* **Work to be completed**: Every line with "record" in it must be copied from the data.

* **Data listing**:
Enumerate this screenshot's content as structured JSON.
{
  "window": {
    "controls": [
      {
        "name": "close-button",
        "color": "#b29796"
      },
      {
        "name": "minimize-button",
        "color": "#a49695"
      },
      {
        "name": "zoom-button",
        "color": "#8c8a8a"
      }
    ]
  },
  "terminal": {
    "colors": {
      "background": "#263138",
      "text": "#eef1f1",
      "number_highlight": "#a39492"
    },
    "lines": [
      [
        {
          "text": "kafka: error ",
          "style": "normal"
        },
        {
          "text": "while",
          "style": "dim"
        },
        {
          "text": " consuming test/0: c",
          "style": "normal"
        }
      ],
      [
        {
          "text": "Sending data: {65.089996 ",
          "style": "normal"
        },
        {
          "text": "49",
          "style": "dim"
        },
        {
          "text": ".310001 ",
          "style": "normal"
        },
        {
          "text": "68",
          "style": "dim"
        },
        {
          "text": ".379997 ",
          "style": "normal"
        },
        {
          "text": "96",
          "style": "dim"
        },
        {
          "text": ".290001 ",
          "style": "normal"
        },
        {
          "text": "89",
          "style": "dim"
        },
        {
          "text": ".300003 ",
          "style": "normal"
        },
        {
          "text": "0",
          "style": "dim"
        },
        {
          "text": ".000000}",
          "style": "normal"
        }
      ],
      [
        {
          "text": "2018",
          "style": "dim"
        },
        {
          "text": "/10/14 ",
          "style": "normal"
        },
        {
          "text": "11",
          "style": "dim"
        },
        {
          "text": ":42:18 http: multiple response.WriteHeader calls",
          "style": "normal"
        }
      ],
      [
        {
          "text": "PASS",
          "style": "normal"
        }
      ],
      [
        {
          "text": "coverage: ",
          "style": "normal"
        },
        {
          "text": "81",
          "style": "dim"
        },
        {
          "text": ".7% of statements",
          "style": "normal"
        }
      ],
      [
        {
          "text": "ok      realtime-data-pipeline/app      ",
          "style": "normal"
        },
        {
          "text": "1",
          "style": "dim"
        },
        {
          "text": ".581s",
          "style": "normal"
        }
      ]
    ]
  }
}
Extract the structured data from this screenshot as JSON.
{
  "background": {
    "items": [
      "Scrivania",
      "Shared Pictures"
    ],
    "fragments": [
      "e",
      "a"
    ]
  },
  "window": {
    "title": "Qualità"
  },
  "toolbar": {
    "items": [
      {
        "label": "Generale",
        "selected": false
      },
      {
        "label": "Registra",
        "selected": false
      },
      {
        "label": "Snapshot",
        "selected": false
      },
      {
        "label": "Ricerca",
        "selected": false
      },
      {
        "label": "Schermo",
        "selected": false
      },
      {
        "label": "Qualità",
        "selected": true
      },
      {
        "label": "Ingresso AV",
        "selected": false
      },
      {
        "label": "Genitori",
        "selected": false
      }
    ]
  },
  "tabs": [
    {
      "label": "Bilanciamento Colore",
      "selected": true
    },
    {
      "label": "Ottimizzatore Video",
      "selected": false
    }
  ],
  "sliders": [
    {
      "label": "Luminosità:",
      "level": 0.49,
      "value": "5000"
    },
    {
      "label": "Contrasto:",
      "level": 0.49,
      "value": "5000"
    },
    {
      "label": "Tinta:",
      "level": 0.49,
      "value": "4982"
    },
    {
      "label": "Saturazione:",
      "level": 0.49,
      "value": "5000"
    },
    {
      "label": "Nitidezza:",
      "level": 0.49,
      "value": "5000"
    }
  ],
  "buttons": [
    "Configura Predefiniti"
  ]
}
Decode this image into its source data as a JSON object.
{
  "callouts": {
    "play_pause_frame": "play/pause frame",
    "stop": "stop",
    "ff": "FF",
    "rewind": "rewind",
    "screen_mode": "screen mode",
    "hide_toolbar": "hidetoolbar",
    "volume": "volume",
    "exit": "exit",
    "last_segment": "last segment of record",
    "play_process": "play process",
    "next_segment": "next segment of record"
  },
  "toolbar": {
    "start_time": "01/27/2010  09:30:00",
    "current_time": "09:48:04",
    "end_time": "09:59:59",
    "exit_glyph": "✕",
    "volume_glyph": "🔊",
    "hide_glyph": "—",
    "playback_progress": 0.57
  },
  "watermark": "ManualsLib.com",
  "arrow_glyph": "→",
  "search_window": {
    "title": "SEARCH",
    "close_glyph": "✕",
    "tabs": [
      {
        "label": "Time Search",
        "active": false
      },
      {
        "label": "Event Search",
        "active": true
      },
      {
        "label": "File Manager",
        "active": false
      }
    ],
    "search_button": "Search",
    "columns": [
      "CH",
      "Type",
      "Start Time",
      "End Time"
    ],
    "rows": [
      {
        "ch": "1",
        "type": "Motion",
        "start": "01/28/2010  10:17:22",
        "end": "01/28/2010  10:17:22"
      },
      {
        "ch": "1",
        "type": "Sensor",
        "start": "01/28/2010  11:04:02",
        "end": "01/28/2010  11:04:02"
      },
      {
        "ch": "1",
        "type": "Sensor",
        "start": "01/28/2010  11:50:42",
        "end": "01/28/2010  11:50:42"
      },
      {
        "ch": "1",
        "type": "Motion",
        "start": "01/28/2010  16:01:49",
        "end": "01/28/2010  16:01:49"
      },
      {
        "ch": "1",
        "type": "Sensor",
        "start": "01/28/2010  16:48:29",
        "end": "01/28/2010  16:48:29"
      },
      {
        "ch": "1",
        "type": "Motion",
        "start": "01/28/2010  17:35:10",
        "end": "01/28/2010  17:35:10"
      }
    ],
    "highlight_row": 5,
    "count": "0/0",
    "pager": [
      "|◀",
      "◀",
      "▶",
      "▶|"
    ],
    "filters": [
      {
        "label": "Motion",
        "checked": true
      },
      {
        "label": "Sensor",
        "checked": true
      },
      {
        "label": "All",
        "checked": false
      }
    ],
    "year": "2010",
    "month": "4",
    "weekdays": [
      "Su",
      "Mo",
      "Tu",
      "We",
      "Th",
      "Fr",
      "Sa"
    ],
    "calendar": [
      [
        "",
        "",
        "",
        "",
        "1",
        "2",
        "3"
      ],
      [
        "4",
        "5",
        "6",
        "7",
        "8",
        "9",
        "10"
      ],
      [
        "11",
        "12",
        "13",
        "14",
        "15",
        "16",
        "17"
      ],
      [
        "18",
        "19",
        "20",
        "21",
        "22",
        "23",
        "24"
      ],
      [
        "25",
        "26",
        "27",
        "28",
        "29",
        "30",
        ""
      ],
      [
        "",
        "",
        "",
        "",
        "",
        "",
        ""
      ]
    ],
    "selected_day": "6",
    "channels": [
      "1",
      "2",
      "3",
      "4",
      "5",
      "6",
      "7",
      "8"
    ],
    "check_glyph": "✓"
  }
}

* **Answer box**:
    "last_segment": "last segment of record",
    "next_segment": "next segment of record"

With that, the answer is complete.